- Rufus Dawes, though his eyelids would scarcely keep open, and a terrible lassitude almost paralysed his limbs, eagerly drank in the whispered sentence.
- 1919, W. Somerset Maugham, The Moon and Sixpence, chapter 25
- "Then it's No, darling?" he said at last.
- She gave a gesture of lassitude. She was exhausted.
- "The studio is yours. Everything belongs to you. If you want to bring him here, how can I prevent you?"
- 2004, "Is Slacking the Only Way to Survive the Office?," The Scotsman (Edinburgh), 16 Aug,
- In order to appear busy, one should pace around the office clutching files.... The best part of this ancient ritual is that it tends to make one's colleagues look away—just in case you and your papers are going to interrupt their own lassitude.

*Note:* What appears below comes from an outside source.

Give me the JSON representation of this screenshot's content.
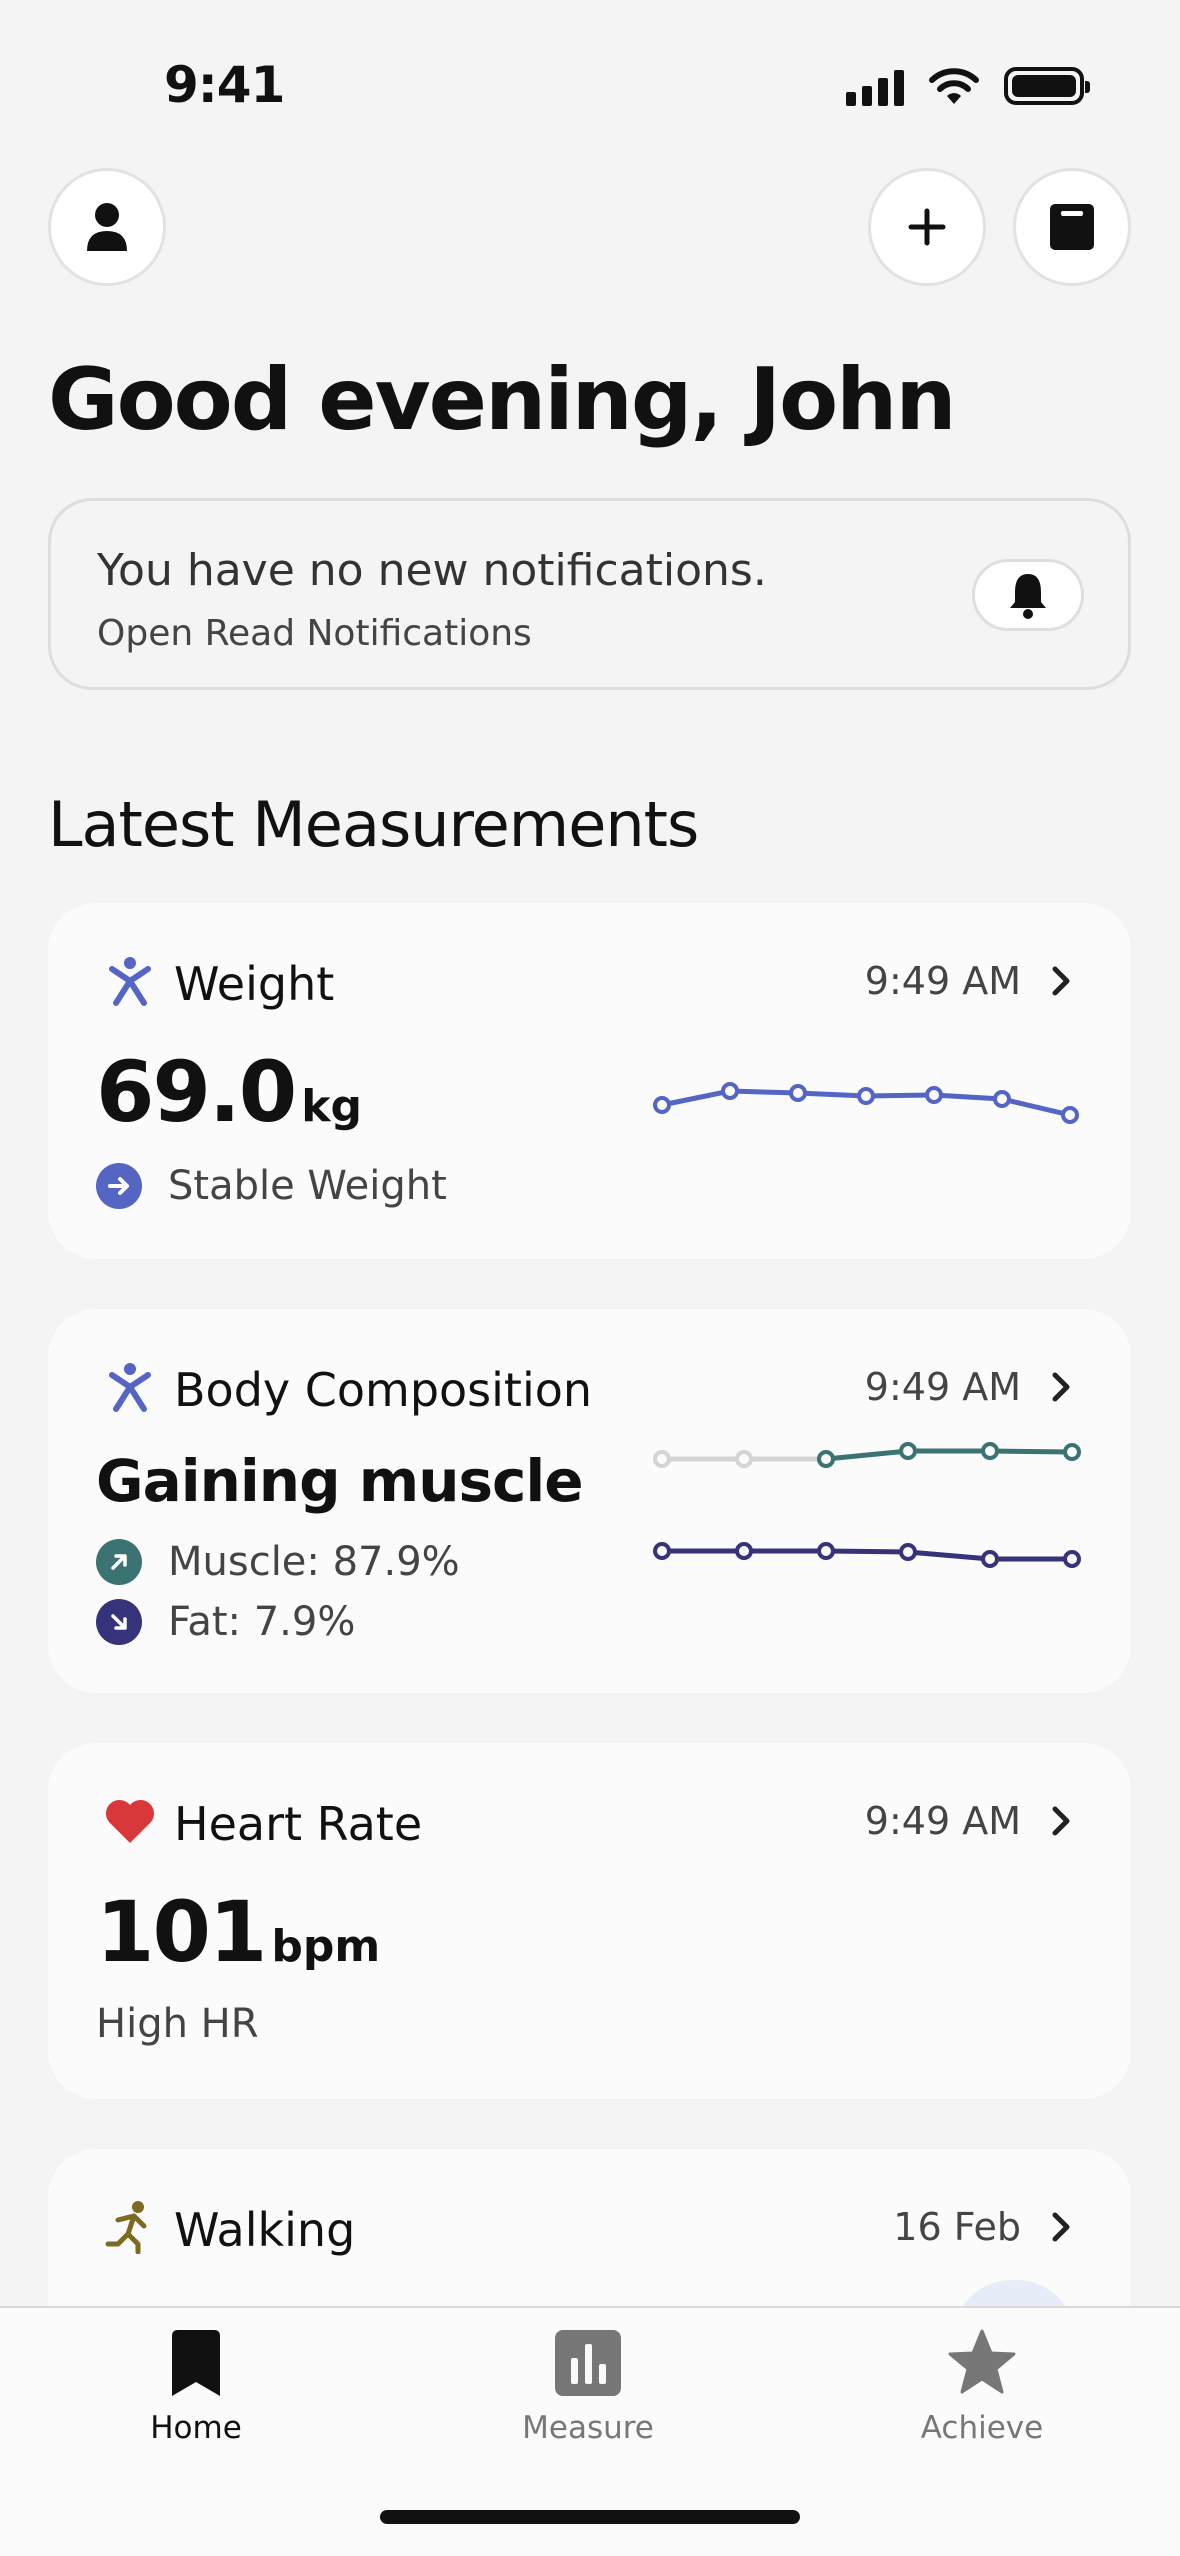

- 1930, Norman Lindsay, Redheap, Sydney: Ure Smith, published 1965, page 199:
- "Really!" he said, collapsing into lassitude. "It's too frightfully hot for singing."
- 2004, Rob Hughes, "Soccer: The Olympic Flame Running Low on Fuel," International Herald Tribune (Paris), 11 Aug.,
- At Euro 2004 and the 2002 World Cup, Blatter commented this week, many stars were physically and mentally exhausted, and left an aftertaste of nonchalance and lassitude.
- lassitude in Webster’s Revised Unabridged Dictionary, G. & C. Merriam, 1913
- lassitude in The Century Dictionary, New York, N.Y.: The Century Co., 1911
- lassitude at OneLook Dictionary Search
lassitude f (plural lassitudes)
- “lassitude”, in Trésor de la langue française informatisé [Digitized Treasury of the French Language], 2012.